Dr. Tilahun Abebe


Dr. Tilahun Abebe

Office - MSH 191

Research Lab - MSH 108

(319) 273-7151

Dr. Tilahun Abebe


  • Ph.D. 2001 (Cellular & Molecular Plant Science), Oklahoma State University, Stillwater, Oklahoma.
  • M.Phil. 1990 (Plant Physiology), University of Wales, Bangor, UK.
  • B.S. 1985 (Biology), Asmara University, Asmara, Ethiopia.
Teaching Interests

Genetics, Plant Biotechnology, Genomics & Proteomics, Advanced Cellular & Molecular Biology, Life: Continuity & Change (Lab)

Research Interests

My research focuses on improving resistance of cereals to drought and fungal diseases. Two major research projects are in progress in my lab:

1) Response of the reproductive structures of cereals to drought stress. The reproductive stage of plants is the most sensitive to drought stress. The research in my lab tries to understand how the reproductive stage of cereals responds to drought using barley as a model. The cereal inflorescence (spike) contains many spikelets (florets) that are surrounded by a husk (composed of leaf-like photosynthetic structures known as lemma and palea). The husk protects the developing seed from pathogens and insects. In addition, the husk is photosynthetically active and supplies the developing seed with assimilates (Abebe et al., 2004; Crop Science 44: 942-950). The husk and the awn are drought tolerant. They can supply the developing seed with assimilates during water deficit when most leaves wilt. Understanding how the reproductive structures respond to drought can offer valuable information on how we can improve yield when available water is limiting at the flowering and grain filling stages. We use functional genomics to analyze gene expression at the transcriptome and proteome level in the spike of drought-stressed barley.

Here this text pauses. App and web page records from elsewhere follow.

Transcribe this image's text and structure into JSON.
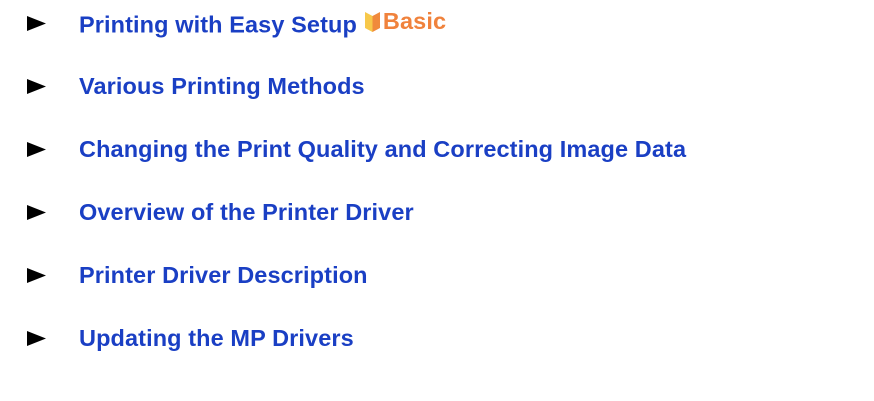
{
  "links": [
    {
      "label": "Printing with Easy Setup",
      "badge": "Basic"
    },
    {
      "label": "Various Printing Methods"
    },
    {
      "label": "Changing the Print Quality and Correcting Image Data"
    },
    {
      "label": "Overview of the Printer Driver"
    },
    {
      "label": "Printer Driver Description"
    },
    {
      "label": "Updating the MP Drivers"
    }
  ],
  "colors": {
    "link": "#1a3fc4",
    "arrow": "#000000",
    "badge_text": "#f0823c",
    "badge_icon_left": "#f7c84a",
    "badge_icon_right": "#f08a3c"
  },
  "icons": {
    "bullet": "triangle-arrow-icon",
    "badge": "beginner-leaf-icon"
  }
}
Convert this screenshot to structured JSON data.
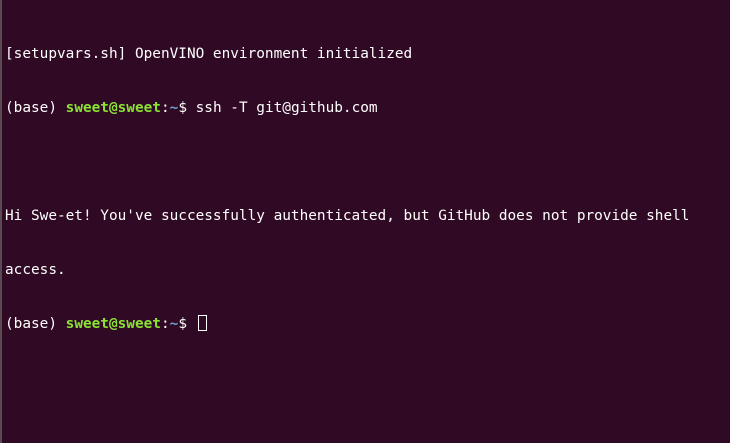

2) Enhancing resistance of barley to Fusarium head blight (FHB) or scab disease through genetic engineering. The devastating scab disease of cereals is caused by the fungus Fusarium graminearum. The disease is responsible for huge economic losses to growers in the northern mid-west of the United States. Scab-infected kernels are shriveled and accumulate mycotoxins, such as deoxynevalenol (DON) making them unusable for malting and animal feed. There is no genetic resistance to scab in barley and fungicide treatments are not effective. One alternative strategy to fight the disease is engineering barley with anti-Fusarium genes. To infect the seed, the pathogen must cross the husk and the seed coat (epicarp). Expression of Fusarium resistant genes at the infection route has a great potential to reduce infection. We use a tissue-specific Lem2promoter (Abebe et al., 2006) to target expression of anti-Fusarium genes in the husk and the epicarp of barley.

Professional Accomplishments